Exercise objective: No line of the records may be dropped; print them all again exactly.

Extracted data:
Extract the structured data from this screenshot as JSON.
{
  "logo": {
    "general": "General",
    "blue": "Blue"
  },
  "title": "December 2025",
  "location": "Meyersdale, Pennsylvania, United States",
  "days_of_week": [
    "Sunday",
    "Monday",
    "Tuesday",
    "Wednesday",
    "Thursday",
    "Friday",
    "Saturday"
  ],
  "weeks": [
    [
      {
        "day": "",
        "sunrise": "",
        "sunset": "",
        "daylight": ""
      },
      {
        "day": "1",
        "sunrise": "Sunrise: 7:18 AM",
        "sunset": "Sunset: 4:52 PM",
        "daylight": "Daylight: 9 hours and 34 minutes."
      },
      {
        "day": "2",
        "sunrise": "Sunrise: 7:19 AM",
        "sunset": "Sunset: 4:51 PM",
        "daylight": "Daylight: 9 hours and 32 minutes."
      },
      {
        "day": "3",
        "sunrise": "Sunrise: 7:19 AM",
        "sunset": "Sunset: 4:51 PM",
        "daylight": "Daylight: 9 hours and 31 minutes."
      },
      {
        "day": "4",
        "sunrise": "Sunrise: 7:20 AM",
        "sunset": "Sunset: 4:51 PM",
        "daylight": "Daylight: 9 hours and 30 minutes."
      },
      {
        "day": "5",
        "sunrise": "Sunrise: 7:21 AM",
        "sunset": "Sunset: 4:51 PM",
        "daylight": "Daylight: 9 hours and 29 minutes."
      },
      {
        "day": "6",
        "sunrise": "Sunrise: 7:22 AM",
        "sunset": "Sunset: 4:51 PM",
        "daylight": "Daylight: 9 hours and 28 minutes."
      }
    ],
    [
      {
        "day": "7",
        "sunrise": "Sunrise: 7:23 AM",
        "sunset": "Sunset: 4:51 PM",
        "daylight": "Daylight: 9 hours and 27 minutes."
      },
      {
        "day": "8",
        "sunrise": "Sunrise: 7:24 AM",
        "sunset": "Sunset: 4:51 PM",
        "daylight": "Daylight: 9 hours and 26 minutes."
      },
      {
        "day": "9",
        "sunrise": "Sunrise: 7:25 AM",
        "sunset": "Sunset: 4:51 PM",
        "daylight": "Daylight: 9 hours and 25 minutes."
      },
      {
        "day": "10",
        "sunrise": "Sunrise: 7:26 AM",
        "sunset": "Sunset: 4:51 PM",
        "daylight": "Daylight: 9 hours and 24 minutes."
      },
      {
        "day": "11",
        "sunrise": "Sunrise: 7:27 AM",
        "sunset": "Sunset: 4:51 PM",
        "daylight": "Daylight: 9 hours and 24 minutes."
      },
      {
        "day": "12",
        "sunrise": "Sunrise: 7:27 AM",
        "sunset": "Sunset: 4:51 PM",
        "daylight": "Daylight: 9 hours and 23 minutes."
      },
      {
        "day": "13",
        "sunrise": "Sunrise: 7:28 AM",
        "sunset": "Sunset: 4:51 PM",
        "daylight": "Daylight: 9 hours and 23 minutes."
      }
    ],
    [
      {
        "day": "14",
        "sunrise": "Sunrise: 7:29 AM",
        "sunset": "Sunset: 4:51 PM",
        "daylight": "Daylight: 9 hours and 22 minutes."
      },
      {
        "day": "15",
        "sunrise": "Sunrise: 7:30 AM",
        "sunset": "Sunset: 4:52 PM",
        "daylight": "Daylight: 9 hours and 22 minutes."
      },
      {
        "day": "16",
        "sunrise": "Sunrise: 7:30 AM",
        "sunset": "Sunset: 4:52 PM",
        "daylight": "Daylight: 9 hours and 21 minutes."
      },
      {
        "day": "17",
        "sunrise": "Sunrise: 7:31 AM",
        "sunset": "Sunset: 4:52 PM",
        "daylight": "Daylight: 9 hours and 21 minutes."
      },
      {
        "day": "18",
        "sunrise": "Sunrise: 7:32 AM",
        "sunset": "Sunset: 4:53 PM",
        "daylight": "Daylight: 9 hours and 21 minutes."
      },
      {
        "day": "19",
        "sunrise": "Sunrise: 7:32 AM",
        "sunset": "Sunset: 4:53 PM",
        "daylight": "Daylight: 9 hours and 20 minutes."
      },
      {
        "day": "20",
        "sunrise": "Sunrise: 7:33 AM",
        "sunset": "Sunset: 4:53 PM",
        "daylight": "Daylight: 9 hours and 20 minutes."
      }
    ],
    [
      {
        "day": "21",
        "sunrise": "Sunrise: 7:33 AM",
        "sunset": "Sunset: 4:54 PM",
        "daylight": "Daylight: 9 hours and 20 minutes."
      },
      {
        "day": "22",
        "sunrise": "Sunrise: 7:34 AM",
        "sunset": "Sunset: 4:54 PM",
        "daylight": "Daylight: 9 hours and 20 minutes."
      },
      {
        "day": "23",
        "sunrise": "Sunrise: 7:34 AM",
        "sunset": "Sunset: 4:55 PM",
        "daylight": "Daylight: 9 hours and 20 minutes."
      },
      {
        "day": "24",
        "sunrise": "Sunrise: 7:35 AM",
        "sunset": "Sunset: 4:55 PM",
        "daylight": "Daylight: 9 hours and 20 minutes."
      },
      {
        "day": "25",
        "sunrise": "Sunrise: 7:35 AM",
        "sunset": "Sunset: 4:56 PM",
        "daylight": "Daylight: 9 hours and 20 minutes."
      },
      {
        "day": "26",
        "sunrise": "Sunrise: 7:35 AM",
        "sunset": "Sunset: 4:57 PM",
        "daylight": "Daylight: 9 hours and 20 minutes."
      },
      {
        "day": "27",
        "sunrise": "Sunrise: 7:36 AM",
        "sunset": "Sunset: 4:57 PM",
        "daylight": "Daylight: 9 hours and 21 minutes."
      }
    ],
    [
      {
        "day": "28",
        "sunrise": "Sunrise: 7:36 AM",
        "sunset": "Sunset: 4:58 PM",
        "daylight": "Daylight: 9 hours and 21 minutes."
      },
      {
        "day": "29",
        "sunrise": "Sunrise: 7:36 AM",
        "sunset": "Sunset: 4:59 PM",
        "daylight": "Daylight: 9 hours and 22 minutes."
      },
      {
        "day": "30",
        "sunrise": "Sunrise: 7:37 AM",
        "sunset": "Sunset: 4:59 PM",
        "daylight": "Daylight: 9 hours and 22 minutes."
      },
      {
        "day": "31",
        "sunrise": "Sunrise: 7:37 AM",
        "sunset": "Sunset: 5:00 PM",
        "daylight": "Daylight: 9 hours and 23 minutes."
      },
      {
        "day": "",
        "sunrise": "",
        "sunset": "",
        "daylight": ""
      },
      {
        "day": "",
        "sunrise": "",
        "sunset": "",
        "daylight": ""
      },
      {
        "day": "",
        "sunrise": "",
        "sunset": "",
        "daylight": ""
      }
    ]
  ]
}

Written answer:
Extract the structured data from this screenshot as JSON.
{
  "logo": {
    "general": "General",
    "blue": "Blue"
  },
  "title": "December 2025",
  "location": "Meyersdale, Pennsylvania, United States",
  "days_of_week": [
    "Sunday",
    "Monday",
    "Tuesday",
    "Wednesday",
    "Thursday",
    "Friday",
    "Saturday"
  ],
  "weeks": [
    [
      {
        "day": "",
        "sunrise": "",
        "sunset": "",
        "daylight": ""
      },
      {
        "day": "1",
        "sunrise": "Sunrise: 7:18 AM",
        "sunset": "Sunset: 4:52 PM",
        "daylight": "Daylight: 9 hours and 34 minutes."
      },
      {
        "day": "2",
        "sunrise": "Sunrise: 7:19 AM",
        "sunset": "Sunset: 4:51 PM",
        "daylight": "Daylight: 9 hours and 32 minutes."
      },
      {
        "day": "3",
        "sunrise": "Sunrise: 7:19 AM",
        "sunset": "Sunset: 4:51 PM",
        "daylight": "Daylight: 9 hours and 31 minutes."
      },
      {
        "day": "4",
        "sunrise": "Sunrise: 7:20 AM",
        "sunset": "Sunset: 4:51 PM",
        "daylight": "Daylight: 9 hours and 30 minutes."
      },
      {
        "day": "5",
        "sunrise": "Sunrise: 7:21 AM",
        "sunset": "Sunset: 4:51 PM",
        "daylight": "Daylight: 9 hours and 29 minutes."
      },
      {
        "day": "6",
        "sunrise": "Sunrise: 7:22 AM",
        "sunset": "Sunset: 4:51 PM",
        "daylight": "Daylight: 9 hours and 28 minutes."
      }
    ],
    [
      {
        "day": "7",
        "sunrise": "Sunrise: 7:23 AM",
        "sunset": "Sunset: 4:51 PM",
        "daylight": "Daylight: 9 hours and 27 minutes."
      },
      {
        "day": "8",
        "sunrise": "Sunrise: 7:24 AM",
        "sunset": "Sunset: 4:51 PM",
        "daylight": "Daylight: 9 hours and 26 minutes."
      },
      {
        "day": "9",
        "sunrise": "Sunrise: 7:25 AM",
        "sunset": "Sunset: 4:51 PM",
        "daylight": "Daylight: 9 hours and 25 minutes."
      },
      {
        "day": "10",
        "sunrise": "Sunrise: 7:26 AM",
        "sunset": "Sunset: 4:51 PM",
        "daylight": "Daylight: 9 hours and 24 minutes."
      },
      {
        "day": "11",
        "sunrise": "Sunrise: 7:27 AM",
        "sunset": "Sunset: 4:51 PM",
        "daylight": "Daylight: 9 hours and 24 minutes."
      },
      {
        "day": "12",
        "sunrise": "Sunrise: 7:27 AM",
        "sunset": "Sunset: 4:51 PM",
        "daylight": "Daylight: 9 hours and 23 minutes."
      },
      {
        "day": "13",
        "sunrise": "Sunrise: 7:28 AM",
        "sunset": "Sunset: 4:51 PM",
        "daylight": "Daylight: 9 hours and 23 minutes."
      }
    ],
    [
      {
        "day": "14",
        "sunrise": "Sunrise: 7:29 AM",
        "sunset": "Sunset: 4:51 PM",
        "daylight": "Daylight: 9 hours and 22 minutes."
      },
      {
        "day": "15",
        "sunrise": "Sunrise: 7:30 AM",
        "sunset": "Sunset: 4:52 PM",
        "daylight": "Daylight: 9 hours and 22 minutes."
      },
      {
        "day": "16",
        "sunrise": "Sunrise: 7:30 AM",
        "sunset": "Sunset: 4:52 PM",
        "daylight": "Daylight: 9 hours and 21 minutes."
      },
      {
        "day": "17",
        "sunrise": "Sunrise: 7:31 AM",
        "sunset": "Sunset: 4:52 PM",
        "daylight": "Daylight: 9 hours and 21 minutes."
      },
      {
        "day": "18",
        "sunrise": "Sunrise: 7:32 AM",
        "sunset": "Sunset: 4:53 PM",
        "daylight": "Daylight: 9 hours and 21 minutes."
      },
      {
        "day": "19",
        "sunrise": "Sunrise: 7:32 AM",
        "sunset": "Sunset: 4:53 PM",
        "daylight": "Daylight: 9 hours and 20 minutes."
      },
      {
        "day": "20",
        "sunrise": "Sunrise: 7:33 AM",
        "sunset": "Sunset: 4:53 PM",
        "daylight": "Daylight: 9 hours and 20 minutes."
      }
    ],
    [
      {
        "day": "21",
        "sunrise": "Sunrise: 7:33 AM",
        "sunset": "Sunset: 4:54 PM",
        "daylight": "Daylight: 9 hours and 20 minutes."
      },
      {
        "day": "22",
        "sunrise": "Sunrise: 7:34 AM",
        "sunset": "Sunset: 4:54 PM",
        "daylight": "Daylight: 9 hours and 20 minutes."
      },
      {
        "day": "23",
        "sunrise": "Sunrise: 7:34 AM",
        "sunset": "Sunset: 4:55 PM",
        "daylight": "Daylight: 9 hours and 20 minutes."
      },
      {
        "day": "24",
        "sunrise": "Sunrise: 7:35 AM",
        "sunset": "Sunset: 4:55 PM",
        "daylight": "Daylight: 9 hours and 20 minutes."
      },
      {
        "day": "25",
        "sunrise": "Sunrise: 7:35 AM",
        "sunset": "Sunset: 4:56 PM",
        "daylight": "Daylight: 9 hours and 20 minutes."
      },
      {
        "day": "26",
        "sunrise": "Sunrise: 7:35 AM",
        "sunset": "Sunset: 4:57 PM",
        "daylight": "Daylight: 9 hours and 20 minutes."
      },
      {
        "day": "27",
        "sunrise": "Sunrise: 7:36 AM",
        "sunset": "Sunset: 4:57 PM",
        "daylight": "Daylight: 9 hours and 21 minutes."
      }
    ],
    [
      {
        "day": "28",
        "sunrise": "Sunrise: 7:36 AM",
        "sunset": "Sunset: 4:58 PM",
        "daylight": "Daylight: 9 hours and 21 minutes."
      },
      {
        "day": "29",
        "sunrise": "Sunrise: 7:36 AM",
        "sunset": "Sunset: 4:59 PM",
        "daylight": "Daylight: 9 hours and 22 minutes."
      },
      {
        "day": "30",
        "sunrise": "Sunrise: 7:37 AM",
        "sunset": "Sunset: 4:59 PM",
        "daylight": "Daylight: 9 hours and 22 minutes."
      },
      {
        "day": "31",
        "sunrise": "Sunrise: 7:37 AM",
        "sunset": "Sunset: 5:00 PM",
        "daylight": "Daylight: 9 hours and 23 minutes."
      },
      {
        "day": "",
        "sunrise": "",
        "sunset": "",
        "daylight": ""
      },
      {
        "day": "",
        "sunrise": "",
        "sunset": "",
        "daylight": ""
      },
      {
        "day": "",
        "sunrise": "",
        "sunset": "",
        "daylight": ""
      }
    ]
  ]
}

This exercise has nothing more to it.